Chemical ecology in Antarctic seas

Academic Article

Abstract

  • Beneath the placid antarctic pack ice of McMurdo Sound lives a highly competitive marine community. The sea floor is home to sponges and tunicates; above them in the water column swim fishes and a variety of plankton - including small molluscs and crustaceans and the larvae of a number of species. It was long thought that the sessil sponges and tiny plankton had few predators, but that is not the case. Sponges are routinely preyed on by sea stars, and plankton make a tasty meal for fish. Still, with the right tactics, even the sluggish and sessile, the small and toothless can defend themselves. Many of these seemingly helpless species have evolved potent chemical defenses that give tham a flighting chance against the Goliaths of the antarctic seas.
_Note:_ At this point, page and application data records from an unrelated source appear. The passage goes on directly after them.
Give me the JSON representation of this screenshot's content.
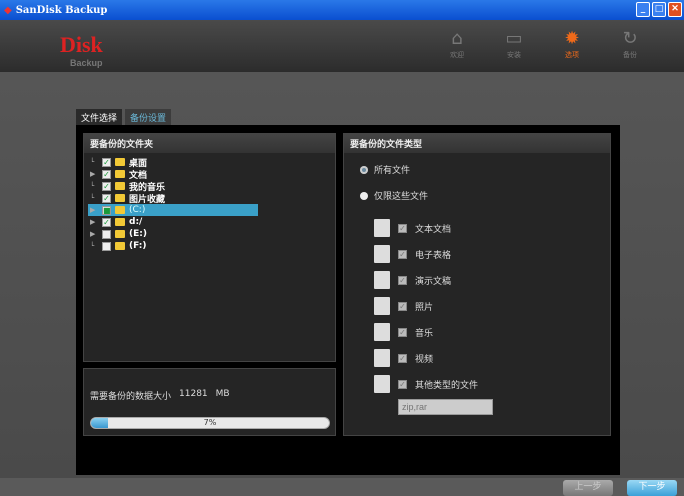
{
  "window": {
    "title": "SanDisk Backup"
  },
  "header": {
    "logo": "Disk",
    "logo_sub": "Backup",
    "nav": [
      {
        "label": "欢迎",
        "icon": "home-icon"
      },
      {
        "label": "安装",
        "icon": "monitor-icon"
      },
      {
        "label": "选项",
        "icon": "gear-icon"
      },
      {
        "label": "备份",
        "icon": "backup-icon"
      }
    ],
    "accent": "#f06a1a"
  },
  "tabs": [
    {
      "label": "文件选择"
    },
    {
      "label": "备份设置"
    }
  ],
  "folders": {
    "title": "要备份的文件夹",
    "items": [
      {
        "label": "桌面",
        "checked": true,
        "expandable": false
      },
      {
        "label": "文档",
        "checked": true,
        "expandable": true
      },
      {
        "label": "我的音乐",
        "checked": true,
        "expandable": false
      },
      {
        "label": "图片收藏",
        "checked": true,
        "expandable": false
      },
      {
        "label": "(C:)",
        "checked": "partial",
        "expandable": true,
        "selected": true
      },
      {
        "label": "d:/",
        "checked": true,
        "expandable": true
      },
      {
        "label": "(E:)",
        "checked": false,
        "expandable": true
      },
      {
        "label": "(F:)",
        "checked": false,
        "expandable": false
      }
    ]
  },
  "size": {
    "label": "需要备份的数据大小",
    "value": "11281",
    "unit": "MB",
    "progress_percent": 7,
    "progress_label": "7%"
  },
  "types": {
    "title": "要备份的文件类型",
    "radio_all": "所有文件",
    "radio_only": "仅限这些文件",
    "items": [
      {
        "label": "文本文档"
      },
      {
        "label": "电子表格"
      },
      {
        "label": "演示文稿"
      },
      {
        "label": "照片"
      },
      {
        "label": "音乐"
      },
      {
        "label": "视频"
      },
      {
        "label": "其他类型的文件"
      }
    ],
    "ext_placeholder": "zip,rar"
  },
  "buttons": {
    "prev": "上一步",
    "next": "下一步"
  }
}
Some species that have not developed chemical weaponds have learned to take advantage of other creatures that have. (Drawings are not done to scale). Names species are mentioned in this article; a key to the numbered species is on page 263.
  • Digital Object Identifier (doi)

    Author List

  • McClintock JB; Baker BJ
  • Start Page

  • 254
  • End Page

  • 263
  • Volume

  • 86
  • Issue

  • 3